> [What the exercise asks] Please return all of the data exactly as written.

> [Data supplied]

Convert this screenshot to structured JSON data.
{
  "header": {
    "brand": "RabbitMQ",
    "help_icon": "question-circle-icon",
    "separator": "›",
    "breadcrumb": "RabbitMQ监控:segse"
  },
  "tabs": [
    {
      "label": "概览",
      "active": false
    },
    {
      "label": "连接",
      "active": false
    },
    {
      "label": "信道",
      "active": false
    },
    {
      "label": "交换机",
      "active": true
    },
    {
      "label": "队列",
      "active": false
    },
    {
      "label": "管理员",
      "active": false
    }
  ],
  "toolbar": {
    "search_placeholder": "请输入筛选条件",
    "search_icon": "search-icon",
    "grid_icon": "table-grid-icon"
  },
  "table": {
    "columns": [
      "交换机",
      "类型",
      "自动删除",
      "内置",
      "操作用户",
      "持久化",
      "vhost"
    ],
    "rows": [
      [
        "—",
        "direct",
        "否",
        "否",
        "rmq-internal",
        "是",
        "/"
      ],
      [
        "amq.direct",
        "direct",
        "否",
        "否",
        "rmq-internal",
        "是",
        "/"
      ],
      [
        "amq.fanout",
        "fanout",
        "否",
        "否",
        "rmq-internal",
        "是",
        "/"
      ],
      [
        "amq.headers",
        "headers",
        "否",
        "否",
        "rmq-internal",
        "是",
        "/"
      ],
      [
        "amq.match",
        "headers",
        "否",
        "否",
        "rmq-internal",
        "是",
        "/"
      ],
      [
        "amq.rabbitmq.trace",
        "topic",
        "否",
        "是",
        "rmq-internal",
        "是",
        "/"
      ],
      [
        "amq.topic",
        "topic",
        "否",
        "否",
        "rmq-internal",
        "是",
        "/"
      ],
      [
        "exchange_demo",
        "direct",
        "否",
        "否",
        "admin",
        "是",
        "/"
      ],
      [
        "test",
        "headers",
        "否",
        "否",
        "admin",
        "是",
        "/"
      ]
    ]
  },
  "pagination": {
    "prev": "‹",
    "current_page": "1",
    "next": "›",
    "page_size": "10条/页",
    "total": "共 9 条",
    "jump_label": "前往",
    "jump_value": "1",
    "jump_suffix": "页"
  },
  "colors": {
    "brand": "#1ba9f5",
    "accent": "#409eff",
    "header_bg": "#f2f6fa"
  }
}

> [Answer space]
Convert this screenshot to structured JSON data.
{
  "header": {
    "brand": "RabbitMQ",
    "help_icon": "question-circle-icon",
    "separator": "›",
    "breadcrumb": "RabbitMQ监控:segse"
  },
  "tabs": [
    {
      "label": "概览",
      "active": false
    },
    {
      "label": "连接",
      "active": false
    },
    {
      "label": "信道",
      "active": false
    },
    {
      "label": "交换机",
      "active": true
    },
    {
      "label": "队列",
      "active": false
    },
    {
      "label": "管理员",
      "active": false
    }
  ],
  "toolbar": {
    "search_placeholder": "请输入筛选条件",
    "search_icon": "search-icon",
    "grid_icon": "table-grid-icon"
  },
  "table": {
    "columns": [
      "交换机",
      "类型",
      "自动删除",
      "内置",
      "操作用户",
      "持久化",
      "vhost"
    ],
    "rows": [
      [
        "—",
        "direct",
        "否",
        "否",
        "rmq-internal",
        "是",
        "/"
      ],
      [
        "amq.direct",
        "direct",
        "否",
        "否",
        "rmq-internal",
        "是",
        "/"
      ],
      [
        "amq.fanout",
        "fanout",
        "否",
        "否",
        "rmq-internal",
        "是",
        "/"
      ],
      [
        "amq.headers",
        "headers",
        "否",
        "否",
        "rmq-internal",
        "是",
        "/"
      ],
      [
        "amq.match",
        "headers",
        "否",
        "否",
        "rmq-internal",
        "是",
        "/"
      ],
      [
        "amq.rabbitmq.trace",
        "topic",
        "否",
        "是",
        "rmq-internal",
        "是",
        "/"
      ],
      [
        "amq.topic",
        "topic",
        "否",
        "否",
        "rmq-internal",
        "是",
        "/"
      ],
      [
        "exchange_demo",
        "direct",
        "否",
        "否",
        "admin",
        "是",
        "/"
      ],
      [
        "test",
        "headers",
        "否",
        "否",
        "admin",
        "是",
        "/"
      ]
    ]
  },
  "pagination": {
    "prev": "‹",
    "current_page": "1",
    "next": "›",
    "page_size": "10条/页",
    "total": "共 9 条",
    "jump_label": "前往",
    "jump_value": "1",
    "jump_suffix": "页"
  },
  "colors": {
    "brand": "#1ba9f5",
    "accent": "#409eff",
    "header_bg": "#f2f6fa"
  }
}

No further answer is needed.